What is Clinical Hypnotherapy?
Clinical hypnosis teaches patients to use a deep relaxation state to address issues such as smoking cessation, weight loss, pain relief, or self-improvement. The decision to use hypnosis in clinical settings in addition to treatment can only be made in consultation with a qualified healthcare provider who has been trained in the use and limitations of clinical hypnosis.
There are multiple definitions of hypnosis from a variety of perspectives ranging from physiological to psychoanalytical. The American Psychological Association (APA) defines the practice as “a procedure during which a health professional or researcher suggests that a client, patient, or subject experience changes in sensations, perceptions, thoughts, or behavior.”
The hypnotic context is generally established by an induction procedure. Although there are many different hypnotic inductions, most include suggestions for relaxation, calmness, and wellbeing. Instructions to imagine or think about pleasant experiences are also commonly included in hypnotic inductions.
Hypnotherapy can be seen as a special branch of psychotherapy, which uses hypnosis as a method to diagnose and cure certain ailments. This method is utilized to create an unconscious change in the patient by introducing new responses, thoughts, behavioral changes and changes in attitude into the subconscious mind. Contrary to popular belief, a patient is not “put under” and has control over his or her actions. Hypnotherapy enables the patient to attain a peaceful state of being, where he or she is not distracted by other mundane problems. This helps patients to focus on their problems and by asking pertinent questions, a clinical hypnotherapist can get to the root of these problems. However, a patient under hypnotherapy is more open to certain suggestions and ideas. By subtle implantation of these suggestions into the patient’s subconscious, a clinical hypnotherapist can help the patient take the first steps towards positive behavioral change.
How can I benefit?
Hypnosis has offered adherents relief from pain, depression, anxiety, stress, phobias, anger, habit disorders, and many other psychological and medical problems. It has been shown particularly effective during childbirth and in pediatric settings, and even provided anesthesia during surgery and painful medical procedures.

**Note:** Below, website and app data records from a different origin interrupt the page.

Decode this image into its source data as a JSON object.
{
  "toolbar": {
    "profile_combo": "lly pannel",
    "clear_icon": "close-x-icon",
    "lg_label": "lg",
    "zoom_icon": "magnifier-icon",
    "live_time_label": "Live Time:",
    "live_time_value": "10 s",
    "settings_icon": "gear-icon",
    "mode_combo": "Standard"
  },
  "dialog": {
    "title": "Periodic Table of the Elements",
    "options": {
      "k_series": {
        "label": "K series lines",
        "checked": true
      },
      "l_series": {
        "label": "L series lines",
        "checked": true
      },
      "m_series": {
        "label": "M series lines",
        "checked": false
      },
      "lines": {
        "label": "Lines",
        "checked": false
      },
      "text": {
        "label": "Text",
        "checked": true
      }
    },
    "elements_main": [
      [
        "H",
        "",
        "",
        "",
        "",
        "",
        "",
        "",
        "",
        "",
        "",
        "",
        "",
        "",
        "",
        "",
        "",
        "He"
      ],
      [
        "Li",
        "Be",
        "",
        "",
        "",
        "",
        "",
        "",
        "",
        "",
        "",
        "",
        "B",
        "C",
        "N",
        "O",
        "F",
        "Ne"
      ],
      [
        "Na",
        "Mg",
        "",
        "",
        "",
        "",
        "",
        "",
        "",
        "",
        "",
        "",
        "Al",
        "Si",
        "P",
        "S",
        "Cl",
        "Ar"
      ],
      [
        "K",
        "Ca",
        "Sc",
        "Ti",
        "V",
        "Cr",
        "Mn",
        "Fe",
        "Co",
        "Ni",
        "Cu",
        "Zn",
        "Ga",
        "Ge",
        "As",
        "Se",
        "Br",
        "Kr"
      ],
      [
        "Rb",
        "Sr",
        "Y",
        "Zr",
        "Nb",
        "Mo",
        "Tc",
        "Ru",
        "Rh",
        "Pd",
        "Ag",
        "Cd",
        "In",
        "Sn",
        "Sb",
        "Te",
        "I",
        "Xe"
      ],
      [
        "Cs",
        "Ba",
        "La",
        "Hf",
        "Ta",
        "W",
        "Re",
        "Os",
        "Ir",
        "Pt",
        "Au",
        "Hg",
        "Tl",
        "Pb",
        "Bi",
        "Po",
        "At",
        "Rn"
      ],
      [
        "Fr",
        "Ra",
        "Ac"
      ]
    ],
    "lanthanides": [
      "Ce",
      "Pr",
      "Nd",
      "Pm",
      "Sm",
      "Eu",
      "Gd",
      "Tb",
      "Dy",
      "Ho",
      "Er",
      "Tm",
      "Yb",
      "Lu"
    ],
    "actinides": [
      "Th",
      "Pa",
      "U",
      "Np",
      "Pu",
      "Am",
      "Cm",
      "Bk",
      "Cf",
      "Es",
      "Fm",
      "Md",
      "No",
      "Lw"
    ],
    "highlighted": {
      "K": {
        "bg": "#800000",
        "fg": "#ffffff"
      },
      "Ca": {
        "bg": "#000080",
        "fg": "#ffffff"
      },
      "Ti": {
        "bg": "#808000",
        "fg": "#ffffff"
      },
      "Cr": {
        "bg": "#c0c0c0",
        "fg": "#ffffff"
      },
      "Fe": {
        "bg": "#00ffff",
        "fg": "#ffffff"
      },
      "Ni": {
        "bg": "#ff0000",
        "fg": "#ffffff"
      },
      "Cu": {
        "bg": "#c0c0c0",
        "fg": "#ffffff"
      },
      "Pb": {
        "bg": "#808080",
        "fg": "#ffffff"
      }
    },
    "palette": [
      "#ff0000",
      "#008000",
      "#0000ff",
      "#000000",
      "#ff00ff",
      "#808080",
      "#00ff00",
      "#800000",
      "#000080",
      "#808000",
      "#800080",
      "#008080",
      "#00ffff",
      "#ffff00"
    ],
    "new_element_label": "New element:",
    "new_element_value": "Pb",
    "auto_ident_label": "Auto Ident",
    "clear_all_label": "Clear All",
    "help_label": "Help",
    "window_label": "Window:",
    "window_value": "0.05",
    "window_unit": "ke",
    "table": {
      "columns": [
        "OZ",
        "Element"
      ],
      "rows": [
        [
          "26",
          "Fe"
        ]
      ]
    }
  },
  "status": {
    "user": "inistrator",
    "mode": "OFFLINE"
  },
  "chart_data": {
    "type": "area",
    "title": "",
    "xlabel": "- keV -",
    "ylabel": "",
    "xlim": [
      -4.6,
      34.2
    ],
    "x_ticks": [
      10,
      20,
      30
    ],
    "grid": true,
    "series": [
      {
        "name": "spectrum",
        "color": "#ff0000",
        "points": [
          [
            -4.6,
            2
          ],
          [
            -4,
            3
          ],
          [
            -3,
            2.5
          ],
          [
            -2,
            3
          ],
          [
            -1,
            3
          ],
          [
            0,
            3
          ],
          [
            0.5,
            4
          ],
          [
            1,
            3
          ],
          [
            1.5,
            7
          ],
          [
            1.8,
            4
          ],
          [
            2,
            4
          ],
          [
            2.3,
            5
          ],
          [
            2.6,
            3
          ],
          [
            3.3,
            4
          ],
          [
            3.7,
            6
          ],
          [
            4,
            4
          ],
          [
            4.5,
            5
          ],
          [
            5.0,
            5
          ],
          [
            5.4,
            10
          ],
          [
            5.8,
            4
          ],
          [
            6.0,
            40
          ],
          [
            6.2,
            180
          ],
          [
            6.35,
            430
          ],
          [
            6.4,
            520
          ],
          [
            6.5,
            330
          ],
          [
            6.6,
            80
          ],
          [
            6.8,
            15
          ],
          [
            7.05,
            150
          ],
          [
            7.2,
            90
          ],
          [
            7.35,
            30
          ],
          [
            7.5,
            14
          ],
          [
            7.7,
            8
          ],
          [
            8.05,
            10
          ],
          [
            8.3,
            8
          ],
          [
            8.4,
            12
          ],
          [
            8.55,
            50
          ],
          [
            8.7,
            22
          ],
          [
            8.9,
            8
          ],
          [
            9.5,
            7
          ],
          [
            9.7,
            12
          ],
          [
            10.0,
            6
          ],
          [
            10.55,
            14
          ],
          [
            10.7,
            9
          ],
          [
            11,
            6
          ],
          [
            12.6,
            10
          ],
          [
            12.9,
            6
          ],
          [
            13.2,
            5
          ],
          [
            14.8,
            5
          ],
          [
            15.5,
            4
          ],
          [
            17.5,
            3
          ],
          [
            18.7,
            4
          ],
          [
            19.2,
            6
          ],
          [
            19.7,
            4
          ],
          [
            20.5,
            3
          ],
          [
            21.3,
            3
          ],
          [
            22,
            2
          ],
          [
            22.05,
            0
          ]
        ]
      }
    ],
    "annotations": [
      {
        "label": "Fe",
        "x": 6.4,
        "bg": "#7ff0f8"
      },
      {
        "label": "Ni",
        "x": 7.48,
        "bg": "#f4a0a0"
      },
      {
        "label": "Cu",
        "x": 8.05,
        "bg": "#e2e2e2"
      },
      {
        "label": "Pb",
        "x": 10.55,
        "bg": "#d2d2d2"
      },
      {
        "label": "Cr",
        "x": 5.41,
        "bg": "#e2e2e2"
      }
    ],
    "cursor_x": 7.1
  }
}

Are there any cautions?
Hypnosis generally poses few risks for mentally healthy people. Just be careful not to stand up too quickly after your session or you might get dizzy. Also if you are taking medications, such as insulin, sedatives, or cardiovascular medicine, you may need to adjust your dosages.
Hypnosis may not be recommended for persons with clinical depression or personality disorders, such as schizophrenic, borderline, or narcissistic disorders. It is essential for anyone interested in hypnosis to carefully choose a provider. This provider should be a licensed healthcare professional with specific hypnosis training and certification.
The role of the Hypnotherapist involves:
Helping the patient reach a trance like state of peace and tranquility
Utilizing proper methodologies in the trance state to help the patient reach resolution with his or her problem.
Hypnotherapy has proven to be a successful and alternative treatment in many areas, including:
Substance and Behavioral Addictions
and much more!
Hypnotherapy is also an excellent opportunity for certified practitioners in the following fields to advance or utilize their existing practice in:
Hypnotherapists can operate from their own home or private practice but can also offer their services to businesses or other government agencies.